**Data excerpts:**
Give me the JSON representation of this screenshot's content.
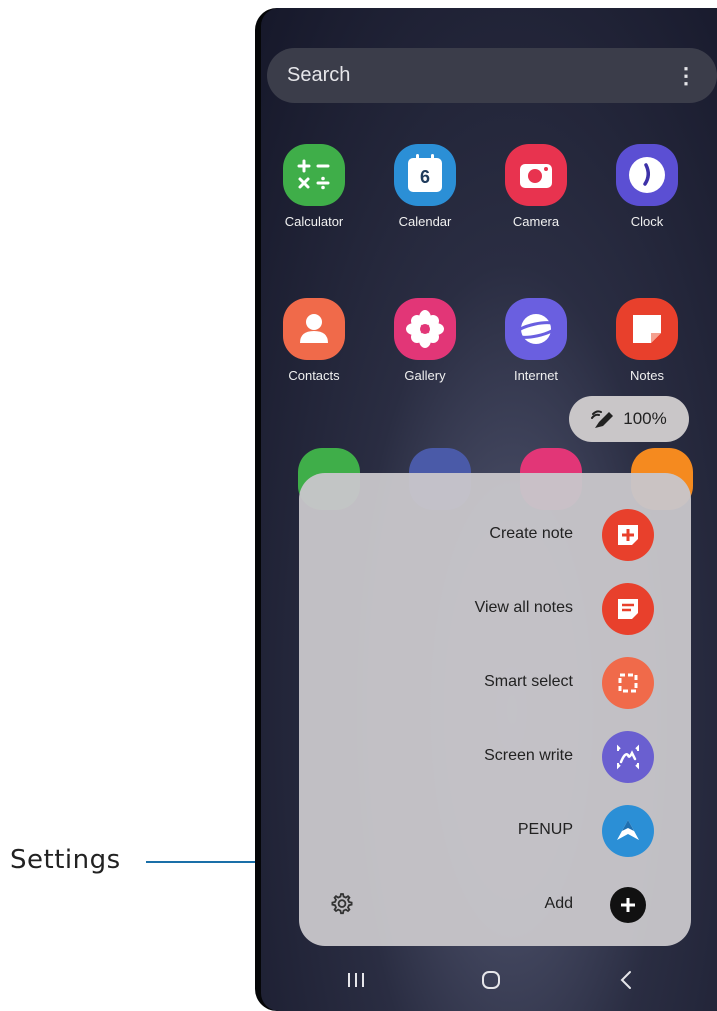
{
  "annotation": {
    "label": "Settings",
    "line_color": "#1a6fa8"
  },
  "search": {
    "placeholder": "Search",
    "more_icon": "more-vert-icon"
  },
  "apps": [
    {
      "label": "Calculator",
      "icon": "calculator-icon",
      "color": "#3fae49"
    },
    {
      "label": "Calendar",
      "icon": "calendar-icon",
      "color": "#2b8fd6",
      "day": "6"
    },
    {
      "label": "Camera",
      "icon": "camera-icon",
      "color": "#e8334f"
    },
    {
      "label": "Clock",
      "icon": "clock-icon",
      "color": "#5b4fd3"
    },
    {
      "label": "Contacts",
      "icon": "contacts-icon",
      "color": "#f06a4a"
    },
    {
      "label": "Gallery",
      "icon": "gallery-icon",
      "color": "#e23677"
    },
    {
      "label": "Internet",
      "icon": "internet-icon",
      "color": "#6a5fe0"
    },
    {
      "label": "Notes",
      "icon": "notes-icon",
      "color": "#e8402c"
    }
  ],
  "spen_battery": {
    "icon": "s-pen-icon",
    "value": "100%"
  },
  "air_command": {
    "items": [
      {
        "label": "Create note",
        "icon": "create-note-icon",
        "color": "#e8402c"
      },
      {
        "label": "View all notes",
        "icon": "view-notes-icon",
        "color": "#e8402c"
      },
      {
        "label": "Smart select",
        "icon": "smart-select-icon",
        "color": "#f06a4a"
      },
      {
        "label": "Screen write",
        "icon": "screen-write-icon",
        "color": "#6a5fd0"
      },
      {
        "label": "PENUP",
        "icon": "penup-icon",
        "color": "#2b8fd6"
      },
      {
        "label": "Add",
        "icon": "add-icon",
        "color": "#111111"
      }
    ],
    "settings_icon": "gear-icon"
  },
  "navbar": {
    "recents": "recents-icon",
    "home": "home-icon",
    "back": "back-icon"
  }
}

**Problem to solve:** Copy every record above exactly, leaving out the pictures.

**Reply to the exercise:**
Give me the JSON representation of this screenshot's content.
{
  "annotation": {
    "label": "Settings",
    "line_color": "#1a6fa8"
  },
  "search": {
    "placeholder": "Search",
    "more_icon": "more-vert-icon"
  },
  "apps": [
    {
      "label": "Calculator",
      "icon": "calculator-icon",
      "color": "#3fae49"
    },
    {
      "label": "Calendar",
      "icon": "calendar-icon",
      "color": "#2b8fd6",
      "day": "6"
    },
    {
      "label": "Camera",
      "icon": "camera-icon",
      "color": "#e8334f"
    },
    {
      "label": "Clock",
      "icon": "clock-icon",
      "color": "#5b4fd3"
    },
    {
      "label": "Contacts",
      "icon": "contacts-icon",
      "color": "#f06a4a"
    },
    {
      "label": "Gallery",
      "icon": "gallery-icon",
      "color": "#e23677"
    },
    {
      "label": "Internet",
      "icon": "internet-icon",
      "color": "#6a5fe0"
    },
    {
      "label": "Notes",
      "icon": "notes-icon",
      "color": "#e8402c"
    }
  ],
  "spen_battery": {
    "icon": "s-pen-icon",
    "value": "100%"
  },
  "air_command": {
    "items": [
      {
        "label": "Create note",
        "icon": "create-note-icon",
        "color": "#e8402c"
      },
      {
        "label": "View all notes",
        "icon": "view-notes-icon",
        "color": "#e8402c"
      },
      {
        "label": "Smart select",
        "icon": "smart-select-icon",
        "color": "#f06a4a"
      },
      {
        "label": "Screen write",
        "icon": "screen-write-icon",
        "color": "#6a5fd0"
      },
      {
        "label": "PENUP",
        "icon": "penup-icon",
        "color": "#2b8fd6"
      },
      {
        "label": "Add",
        "icon": "add-icon",
        "color": "#111111"
      }
    ],
    "settings_icon": "gear-icon"
  },
  "navbar": {
    "recents": "recents-icon",
    "home": "home-icon",
    "back": "back-icon"
  }
}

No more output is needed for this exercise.